__Instructions to follow__. Copy the data exactly as it appears, and do not include any pictures.

Given data section start

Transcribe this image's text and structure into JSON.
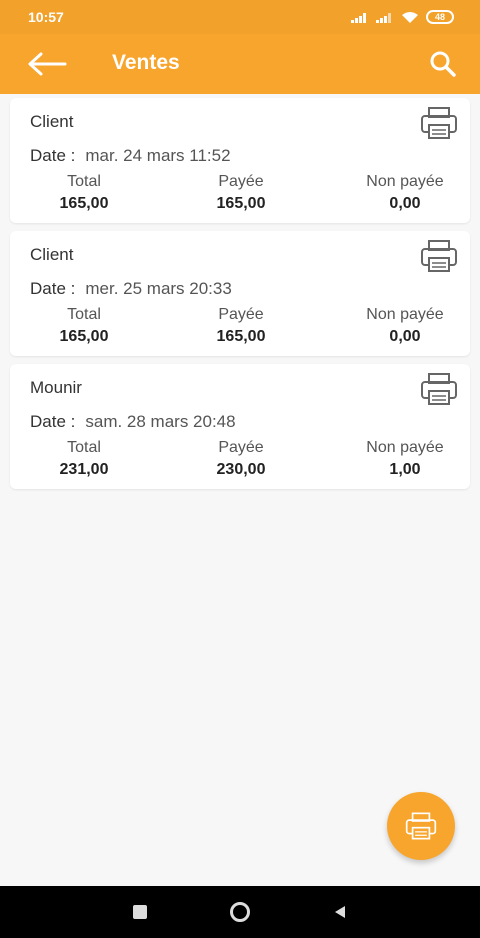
{
  "status_bar": {
    "time": "10:57",
    "battery": "48"
  },
  "app_bar": {
    "title": "Ventes",
    "back_icon": "arrow-left-icon",
    "search_icon": "search-icon"
  },
  "labels": {
    "date": "Date :",
    "total": "Total",
    "payee": "Payée",
    "non_payee": "Non payée"
  },
  "sales": [
    {
      "client": "Client",
      "date": "mar. 24 mars 11:52",
      "total": "165,00",
      "payee": "165,00",
      "non_payee": "0,00"
    },
    {
      "client": "Client",
      "date": "mer. 25 mars 20:33",
      "total": "165,00",
      "payee": "165,00",
      "non_payee": "0,00"
    },
    {
      "client": "Mounir",
      "date": "sam. 28 mars 20:48",
      "total": "231,00",
      "payee": "230,00",
      "non_payee": "1,00"
    }
  ],
  "colors": {
    "accent": "#f7a52c",
    "status_bar": "#f2a12a",
    "nav_bar": "#000000"
  }
}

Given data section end

__Answer section__.
Transcribe this image's text and structure into JSON.
{
  "status_bar": {
    "time": "10:57",
    "battery": "48"
  },
  "app_bar": {
    "title": "Ventes",
    "back_icon": "arrow-left-icon",
    "search_icon": "search-icon"
  },
  "labels": {
    "date": "Date :",
    "total": "Total",
    "payee": "Payée",
    "non_payee": "Non payée"
  },
  "sales": [
    {
      "client": "Client",
      "date": "mar. 24 mars 11:52",
      "total": "165,00",
      "payee": "165,00",
      "non_payee": "0,00"
    },
    {
      "client": "Client",
      "date": "mer. 25 mars 20:33",
      "total": "165,00",
      "payee": "165,00",
      "non_payee": "0,00"
    },
    {
      "client": "Mounir",
      "date": "sam. 28 mars 20:48",
      "total": "231,00",
      "payee": "230,00",
      "non_payee": "1,00"
    }
  ],
  "colors": {
    "accent": "#f7a52c",
    "status_bar": "#f2a12a",
    "nav_bar": "#000000"
  }
}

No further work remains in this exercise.